> Your goal: Scan the material below and copy every line holding the word "lines".
··· Records provided
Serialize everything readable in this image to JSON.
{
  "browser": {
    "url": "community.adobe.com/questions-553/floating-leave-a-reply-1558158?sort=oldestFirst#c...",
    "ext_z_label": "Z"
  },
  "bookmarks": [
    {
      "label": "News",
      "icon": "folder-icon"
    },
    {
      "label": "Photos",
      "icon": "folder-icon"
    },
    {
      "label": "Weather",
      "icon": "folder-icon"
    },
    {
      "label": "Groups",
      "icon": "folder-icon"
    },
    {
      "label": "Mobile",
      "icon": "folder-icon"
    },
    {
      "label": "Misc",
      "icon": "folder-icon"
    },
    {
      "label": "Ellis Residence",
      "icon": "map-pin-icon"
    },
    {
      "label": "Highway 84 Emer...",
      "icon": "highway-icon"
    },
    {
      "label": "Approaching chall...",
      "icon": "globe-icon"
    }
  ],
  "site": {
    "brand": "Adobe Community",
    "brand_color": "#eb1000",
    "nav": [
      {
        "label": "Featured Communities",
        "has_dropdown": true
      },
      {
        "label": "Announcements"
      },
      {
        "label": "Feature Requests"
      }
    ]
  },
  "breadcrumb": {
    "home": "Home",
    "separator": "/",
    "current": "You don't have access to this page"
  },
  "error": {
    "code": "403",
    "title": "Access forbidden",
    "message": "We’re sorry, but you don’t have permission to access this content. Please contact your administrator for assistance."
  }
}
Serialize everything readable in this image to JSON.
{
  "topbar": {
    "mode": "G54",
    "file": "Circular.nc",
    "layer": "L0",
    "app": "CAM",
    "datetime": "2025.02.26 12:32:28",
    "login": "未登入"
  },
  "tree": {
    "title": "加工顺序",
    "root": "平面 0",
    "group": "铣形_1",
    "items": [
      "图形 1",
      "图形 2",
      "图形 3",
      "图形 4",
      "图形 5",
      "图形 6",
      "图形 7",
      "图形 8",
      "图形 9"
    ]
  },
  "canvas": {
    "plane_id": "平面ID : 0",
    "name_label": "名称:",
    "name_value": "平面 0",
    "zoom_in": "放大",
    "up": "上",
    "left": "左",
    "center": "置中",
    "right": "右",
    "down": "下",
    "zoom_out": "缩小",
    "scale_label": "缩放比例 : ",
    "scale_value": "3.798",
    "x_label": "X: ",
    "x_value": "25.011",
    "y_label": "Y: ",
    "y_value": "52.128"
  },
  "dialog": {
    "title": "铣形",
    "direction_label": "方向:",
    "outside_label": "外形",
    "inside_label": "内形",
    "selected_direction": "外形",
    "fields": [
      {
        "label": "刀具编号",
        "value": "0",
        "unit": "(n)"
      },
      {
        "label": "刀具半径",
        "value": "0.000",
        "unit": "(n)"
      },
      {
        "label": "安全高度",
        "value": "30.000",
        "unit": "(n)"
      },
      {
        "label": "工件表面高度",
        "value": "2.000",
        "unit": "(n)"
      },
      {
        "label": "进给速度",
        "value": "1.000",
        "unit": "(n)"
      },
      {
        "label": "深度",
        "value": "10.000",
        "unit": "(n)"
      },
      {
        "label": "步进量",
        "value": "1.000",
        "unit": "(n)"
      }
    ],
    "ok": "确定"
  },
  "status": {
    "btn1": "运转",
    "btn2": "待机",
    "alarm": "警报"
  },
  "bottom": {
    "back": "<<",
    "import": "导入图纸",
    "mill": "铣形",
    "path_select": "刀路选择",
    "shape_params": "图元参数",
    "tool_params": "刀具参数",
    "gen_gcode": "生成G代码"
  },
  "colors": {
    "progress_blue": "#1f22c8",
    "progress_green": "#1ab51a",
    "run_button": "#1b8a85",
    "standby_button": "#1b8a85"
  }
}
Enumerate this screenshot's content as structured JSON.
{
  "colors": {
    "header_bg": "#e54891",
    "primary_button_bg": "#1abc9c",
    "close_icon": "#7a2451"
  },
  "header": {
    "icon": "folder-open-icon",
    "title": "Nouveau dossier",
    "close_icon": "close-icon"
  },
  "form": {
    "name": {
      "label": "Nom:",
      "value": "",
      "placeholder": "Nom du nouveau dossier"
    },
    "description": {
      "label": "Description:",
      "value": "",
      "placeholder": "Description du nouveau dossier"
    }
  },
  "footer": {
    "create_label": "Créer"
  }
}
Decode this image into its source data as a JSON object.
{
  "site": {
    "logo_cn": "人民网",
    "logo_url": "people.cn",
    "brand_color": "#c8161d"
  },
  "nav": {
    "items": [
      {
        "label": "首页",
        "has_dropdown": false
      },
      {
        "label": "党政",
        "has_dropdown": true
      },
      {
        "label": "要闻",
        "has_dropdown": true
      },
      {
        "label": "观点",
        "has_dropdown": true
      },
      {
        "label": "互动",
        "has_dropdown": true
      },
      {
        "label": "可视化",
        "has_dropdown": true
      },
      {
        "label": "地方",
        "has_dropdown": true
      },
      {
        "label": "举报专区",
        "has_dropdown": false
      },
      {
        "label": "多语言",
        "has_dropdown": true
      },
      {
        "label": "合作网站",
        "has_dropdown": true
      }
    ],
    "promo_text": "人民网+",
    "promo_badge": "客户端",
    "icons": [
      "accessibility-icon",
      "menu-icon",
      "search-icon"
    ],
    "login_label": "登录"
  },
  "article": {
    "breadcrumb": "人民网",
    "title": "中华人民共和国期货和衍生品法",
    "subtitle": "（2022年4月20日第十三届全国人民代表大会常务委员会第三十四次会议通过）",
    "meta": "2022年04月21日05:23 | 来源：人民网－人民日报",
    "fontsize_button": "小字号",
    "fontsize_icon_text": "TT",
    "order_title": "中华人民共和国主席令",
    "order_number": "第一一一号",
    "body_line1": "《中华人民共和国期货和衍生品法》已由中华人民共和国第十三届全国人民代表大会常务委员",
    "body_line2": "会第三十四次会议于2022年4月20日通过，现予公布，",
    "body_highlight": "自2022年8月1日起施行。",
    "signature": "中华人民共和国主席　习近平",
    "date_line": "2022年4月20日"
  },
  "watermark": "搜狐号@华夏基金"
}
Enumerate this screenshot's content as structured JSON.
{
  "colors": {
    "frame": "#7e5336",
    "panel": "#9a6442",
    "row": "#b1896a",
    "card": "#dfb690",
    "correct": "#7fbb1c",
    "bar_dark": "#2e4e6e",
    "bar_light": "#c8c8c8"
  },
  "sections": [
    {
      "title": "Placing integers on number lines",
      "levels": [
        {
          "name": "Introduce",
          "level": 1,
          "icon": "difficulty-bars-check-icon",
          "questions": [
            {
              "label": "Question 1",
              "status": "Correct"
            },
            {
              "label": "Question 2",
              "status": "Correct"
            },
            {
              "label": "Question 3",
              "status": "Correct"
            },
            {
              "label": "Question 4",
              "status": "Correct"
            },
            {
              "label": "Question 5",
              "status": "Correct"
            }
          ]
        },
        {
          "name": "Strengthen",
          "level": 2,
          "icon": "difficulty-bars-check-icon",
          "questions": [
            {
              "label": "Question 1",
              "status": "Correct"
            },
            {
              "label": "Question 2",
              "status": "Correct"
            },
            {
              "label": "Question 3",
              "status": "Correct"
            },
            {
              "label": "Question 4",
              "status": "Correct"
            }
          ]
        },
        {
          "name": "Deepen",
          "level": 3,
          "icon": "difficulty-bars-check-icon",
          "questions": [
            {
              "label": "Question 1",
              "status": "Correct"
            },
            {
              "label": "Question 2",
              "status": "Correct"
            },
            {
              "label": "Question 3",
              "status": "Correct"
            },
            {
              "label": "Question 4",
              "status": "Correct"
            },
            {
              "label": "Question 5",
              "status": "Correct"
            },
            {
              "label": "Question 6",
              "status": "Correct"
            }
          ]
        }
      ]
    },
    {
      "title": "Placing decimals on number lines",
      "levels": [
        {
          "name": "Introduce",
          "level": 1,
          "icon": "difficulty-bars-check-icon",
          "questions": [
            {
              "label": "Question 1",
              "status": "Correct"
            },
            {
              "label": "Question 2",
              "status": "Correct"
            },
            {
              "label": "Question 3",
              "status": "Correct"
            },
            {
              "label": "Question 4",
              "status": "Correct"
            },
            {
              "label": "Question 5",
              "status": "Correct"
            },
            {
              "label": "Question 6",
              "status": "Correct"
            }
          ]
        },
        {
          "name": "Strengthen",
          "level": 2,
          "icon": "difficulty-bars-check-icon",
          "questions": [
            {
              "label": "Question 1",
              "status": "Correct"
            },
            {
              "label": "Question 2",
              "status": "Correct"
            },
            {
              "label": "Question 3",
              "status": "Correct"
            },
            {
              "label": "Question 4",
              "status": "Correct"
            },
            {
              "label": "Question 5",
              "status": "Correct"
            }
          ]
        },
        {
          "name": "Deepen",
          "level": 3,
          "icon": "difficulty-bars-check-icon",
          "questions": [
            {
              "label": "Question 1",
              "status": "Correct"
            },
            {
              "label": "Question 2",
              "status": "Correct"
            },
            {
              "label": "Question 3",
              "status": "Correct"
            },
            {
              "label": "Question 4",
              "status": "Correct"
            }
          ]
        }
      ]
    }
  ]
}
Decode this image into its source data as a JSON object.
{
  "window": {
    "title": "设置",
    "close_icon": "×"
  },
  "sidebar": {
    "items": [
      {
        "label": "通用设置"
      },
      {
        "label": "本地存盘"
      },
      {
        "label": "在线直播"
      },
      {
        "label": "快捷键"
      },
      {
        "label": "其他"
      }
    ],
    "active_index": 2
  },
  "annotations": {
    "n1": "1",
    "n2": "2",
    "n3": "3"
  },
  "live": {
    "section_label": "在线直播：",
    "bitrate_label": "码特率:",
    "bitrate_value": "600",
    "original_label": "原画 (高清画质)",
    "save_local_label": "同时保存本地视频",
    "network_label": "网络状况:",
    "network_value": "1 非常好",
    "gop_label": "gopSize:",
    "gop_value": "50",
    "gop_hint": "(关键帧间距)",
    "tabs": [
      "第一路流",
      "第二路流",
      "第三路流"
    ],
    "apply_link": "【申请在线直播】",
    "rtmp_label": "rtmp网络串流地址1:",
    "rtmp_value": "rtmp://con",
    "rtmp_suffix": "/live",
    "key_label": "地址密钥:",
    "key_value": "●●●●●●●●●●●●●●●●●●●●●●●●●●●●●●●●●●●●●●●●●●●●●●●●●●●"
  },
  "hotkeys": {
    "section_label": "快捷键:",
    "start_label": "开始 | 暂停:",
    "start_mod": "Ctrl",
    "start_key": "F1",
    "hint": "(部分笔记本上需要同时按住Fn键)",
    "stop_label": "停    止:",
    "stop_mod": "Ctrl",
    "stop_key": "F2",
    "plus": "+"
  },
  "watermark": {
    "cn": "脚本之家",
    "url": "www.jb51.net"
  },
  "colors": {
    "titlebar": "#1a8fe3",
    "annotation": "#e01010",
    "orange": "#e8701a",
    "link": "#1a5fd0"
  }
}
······
> The answer:
      "title": "Placing integers on number lines",
      "title": "Placing decimals on number lines",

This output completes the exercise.